White Blood Cell Count Test

The white blood cell (WBC) count indicates the number of white blood cells in a sample of blood. This count provides a clue to the presence of illness. White blood cells are made in the bone marrow and protect the body against infection and aid in the immune response. If an infection develops, white blood cells attack and destroy the bacteria, fungus, or virus causing the infection. Conditions or medications that weaken the immune system, such as HIV infection or chemotherapy, cause a decrease in white blood cells. The WBC count detects dangerously low numbers of these cells. The WBC count is also used to help monitor the body's response to various treatments and to monitor bone marrow function.


A blood sample is obtained by inserting a needle into a vein in the arm.


Total WBCs

  • Adult/Child greater than 2 years: 5000-10,000/mm3 or 5-10 x 109/L (SI units)

  • Child less than 2 years: 6200-17,000/mm3

  • Newborn: 9000-30,000/mm3

Differential Count / Absolute

  • Neutrophils 55-70% / 2500-8000 per mm3

  • Lymphocytes 20-40% / 1000-4000 per mm3
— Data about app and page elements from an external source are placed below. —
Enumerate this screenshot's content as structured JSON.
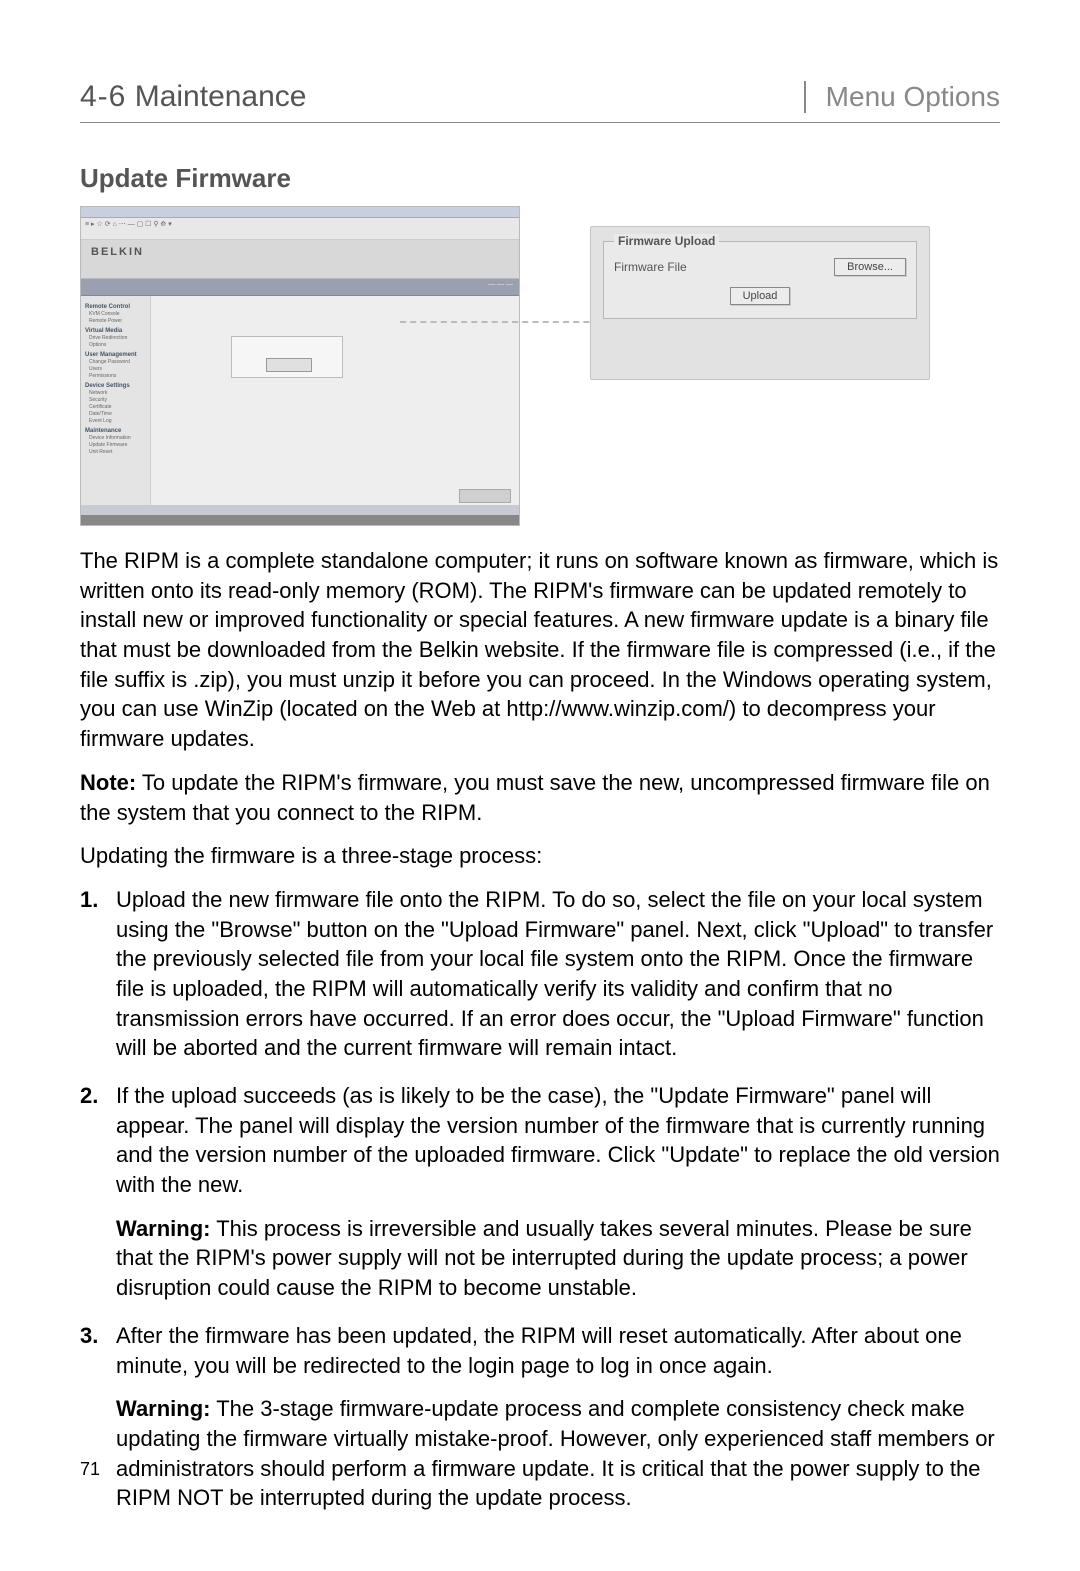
{
  "header": {
    "section_number": "4-6",
    "section_title": "Maintenance",
    "right_label": "Menu Options"
  },
  "section_heading": "Update Firmware",
  "screenshot": {
    "brand": "BELKIN",
    "toolbar_hint": "≡ ▸  ☆ ⟳ ⌂ ⋯ — ▢ ☐ ⚲  ⟰ ▾",
    "subbar_right": "—  —  —",
    "sidebar": {
      "groups": [
        {
          "head": "Remote Control",
          "items": [
            "KVM Console",
            "Remote Power"
          ]
        },
        {
          "head": "Virtual Media",
          "items": [
            "Drive Redirection",
            "Options"
          ]
        },
        {
          "head": "User Management",
          "items": [
            "Change Password",
            "Users",
            "Permissions"
          ]
        },
        {
          "head": "Device Settings",
          "items": [
            "Network",
            "Security",
            "Certificate",
            "Date/Time",
            "Event Log"
          ]
        },
        {
          "head": "Maintenance",
          "items": [
            "Device Information",
            "Update Firmware",
            "Unit Reset"
          ]
        }
      ]
    }
  },
  "callout": {
    "legend": "Firmware Upload",
    "file_label": "Firmware File",
    "browse_label": "Browse...",
    "upload_label": "Upload"
  },
  "paragraphs": {
    "p1": "The RIPM is a complete standalone computer; it runs on software known as firmware, which is written onto its read-only memory (ROM). The RIPM's firmware can be updated remotely to install new or improved functionality or special features. A new firmware update is a binary file that must be downloaded from the Belkin website. If the firmware file is compressed (i.e., if the file suffix is .zip), you must unzip it before you can proceed. In the Windows operating system, you can use WinZip (located on the Web at http://www.winzip.com/) to decompress your firmware updates.",
    "note_label": "Note:",
    "note_text": " To update the RIPM's firmware, you must save the new, uncompressed firmware file on the system that you connect to the RIPM.",
    "p2": "Updating the firmware is a three-stage process:"
  },
  "steps": {
    "s1": "Upload the new firmware file onto the RIPM. To do so, select the file on your local system using the \"Browse\" button on the \"Upload Firmware\" panel. Next, click \"Upload\" to transfer the previously selected file from your local file system onto the RIPM. Once the firmware file is uploaded, the RIPM will automatically verify its validity and confirm that no transmission errors have occurred. If an error does occur, the \"Upload Firmware\" function will be aborted and the current firmware will remain intact.",
    "s2": "If the upload succeeds (as is likely to be the case), the \"Update Firmware\" panel will appear. The panel will display the version number of the firmware that is currently running and the version number of the uploaded firmware. Click \"Update\" to replace the old version with the new.",
    "s2_warn_label": "Warning:",
    "s2_warn": " This process is irreversible and usually takes several minutes. Please be sure that the RIPM's power supply will not be interrupted during the update process; a power disruption could cause the RIPM to become unstable.",
    "s3": "After the firmware has been updated, the RIPM will reset automatically. After about one minute, you will be redirected to the login page to log in once again.",
    "s3_warn_label": "Warning:",
    "s3_warn": " The 3-stage firmware-update process and complete consistency check make updating the firmware virtually mistake-proof. However, only experienced staff members or administrators should perform a firmware update. It is critical that the power supply to the RIPM NOT be interrupted during the update process."
  },
  "page_number": "71"
}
  • Monocytes 2-8% / 100-700 per mm3

  • Eosinophils 1-4% /  50-500 per mm3

  • Basophils 0.5-1.0% / 25-100 per mm3

Ranges for normal findings may vary among different laboratories and hospitals. You should always check with your doctor after having lab work or other tests done to discuss the meaning of your test results and whether your values are considered within normal limits.


Your caregiver will go over the test results with you and discuss the importance and meaning of your results, as well as treatment options and the need for additional tests if necessary.


It is your responsibility to obtain your test results. Ask the lab or department performing the test when and how you will get your results.